This year, for whatever reason, I’ve had a hard time “making a list.” Dora, my trusty MacBook purchased in 2007, is suffering from Dementia and arthritis and will die at any moment I’m sure, but you can’t go asking for a new computer. And I sideswiped a cement pillar in DC this summer but it doesn’t seem very appropriate to ask someone to foot a Body shop bill.  I did come up with a few things for my mother in law, and I thought I was finished!

 

Yesterday this e-mail came. It’s written by my brother. He is 22, a senior in college. It was written to my parents, my sister (29, 3 children, generally crazed these days), and myself.

 

Let this be a place where we make known our Christmas wish list…if anyone is still shopping:

If you need an idea for me, I would like the third Hunger Games book on tape.

Merry Christmas (21 days)

 

Okay, first of all, my mom usually finishes Christmas shopping in like September, so this is obviously directed toward Hannah and me. Second, he wants the third “Hunger Games book” (Mockingjay, to be specific. I would know since I have read them). He does not know that because he has not read the first two. He has seen the movies. Further proof of this is the fact that he wants the book ON TAPE. He doesn’t read. I laughed at this.

 

His email was followed by one from me saying that giftcards are nice, or a Venturi wine aerator, or new rainbow flip flops. Then this, from Hannah:

 

This is fun 🙂

Sobon zinfandel

Borsao grenacha

Bogle petit syrah

or a total wine giftcard

Or that stuff mom uses as a base coat to keep her nail polish on

 

I had to read it twice – the words? The confusion, the odd grammar, in the last sentence. The second time I read it slowly and busted out laughing. She was asking for WINE, or a giftcard to a WINE warehouse, or nail polish. I’m still laughing about it, re-capping it to blog. I just pictured us sitting around in PJs on Christmas morning and Hannah opens bags of wine. Her life is hard, I get it.

Then this, from mom:

 

Work out clothes(no laughing please), cute socks, PICTURES OF MY GRANDS

Sent from my iPhone

 

My mom does not work out. In the eighties she got on board and taught aerobics (she wore leotard suits, folks). When she wasn’t teaching anymore she wasn’t working out. When she got a new dog a few years ago she started to take him on walks. She has dabbled in things, but historically avoids all gyms, sports apparel, sweating and groups of women exercising. Maybe the aerobics scarred her? Anyway, she just joined a gym, and now she wants clothes for it. Cute socks, ha. And pictures of her four grandsons. If there is ONE thing that my mother has in plenty it is photographs of her grandchildren. Not to mention the fact that for the most part, they all look the same. Round-faced little boys. Sent from my iPhone. Lady’s got sass.

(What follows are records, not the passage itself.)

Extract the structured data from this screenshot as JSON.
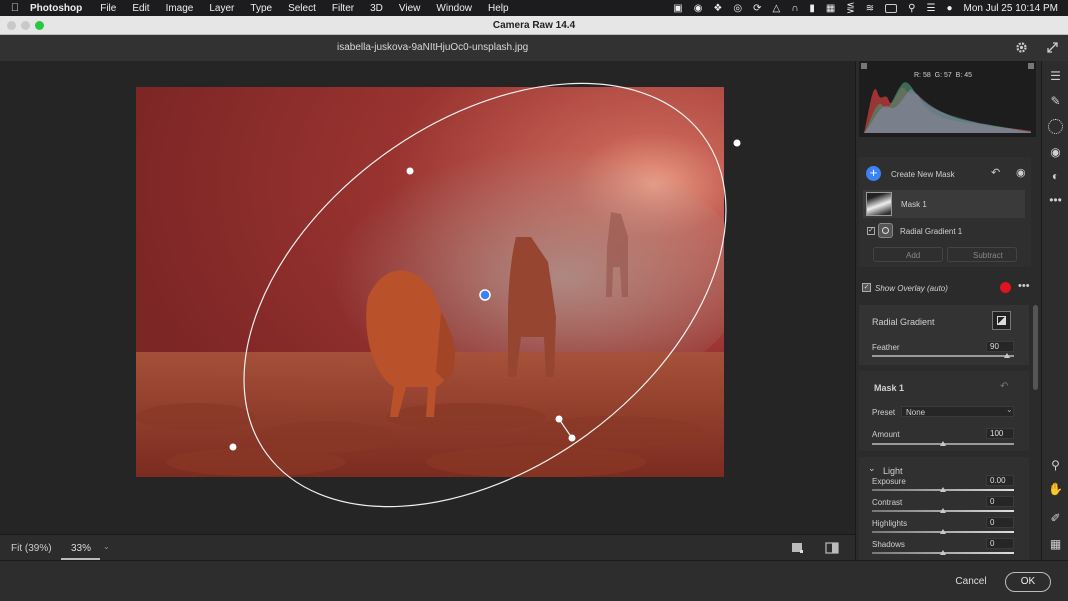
{
  "menubar": {
    "app": "Photoshop",
    "items": [
      "File",
      "Edit",
      "Image",
      "Layer",
      "Type",
      "Select",
      "Filter",
      "3D",
      "View",
      "Window",
      "Help"
    ],
    "clock": "Mon Jul 25  10:14 PM"
  },
  "window": {
    "title": "Camera Raw 14.4"
  },
  "header": {
    "filename": "isabella-juskova-9aNItHjuOc0-unsplash.jpg"
  },
  "histogram": {
    "r_label": "R:",
    "r": "58",
    "g_label": "G:",
    "g": "57",
    "b_label": "B:",
    "b": "45"
  },
  "masks": {
    "create_label": "Create New Mask",
    "mask_name": "Mask 1",
    "component_name": "Radial Gradient 1",
    "add_label": "Add",
    "subtract_label": "Subtract",
    "show_overlay_label": "Show Overlay (auto)",
    "overlay_color": "#e0141e"
  },
  "radial": {
    "title": "Radial Gradient",
    "feather_label": "Feather",
    "feather_value": "90",
    "feather_fraction": 0.95
  },
  "mask_section": {
    "title": "Mask 1",
    "preset_label": "Preset",
    "preset_value": "None",
    "amount_label": "Amount",
    "amount_value": "100",
    "amount_fraction": 0.5
  },
  "light": {
    "title": "Light",
    "sliders": [
      {
        "label": "Exposure",
        "value": "0.00",
        "fraction": 0.5
      },
      {
        "label": "Contrast",
        "value": "0",
        "fraction": 0.5
      },
      {
        "label": "Highlights",
        "value": "0",
        "fraction": 0.5
      },
      {
        "label": "Shadows",
        "value": "0",
        "fraction": 0.5
      }
    ]
  },
  "zoom": {
    "fit_label": "Fit (39%)",
    "zoom_value": "33%"
  },
  "footer": {
    "cancel": "Cancel",
    "ok": "OK"
  },
  "accent_color": "#3b82f6"
}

My dad said, Socks and Underware, JK. He actually typed “JK.” And then when I said, in another email, “How would you feel about me blogging this email chain?” he said,

 

Well, in that case…

I just want want the opportunity to show my love by serving each of you in ways that edify you and glorify God…

 

 

So there you have it, my family’s collective Christmas list.  Feel free to use any ideas you see here, I’m sure your siblings and parents would love Young Adult Fiction in audio, booze, workout gear and socks too.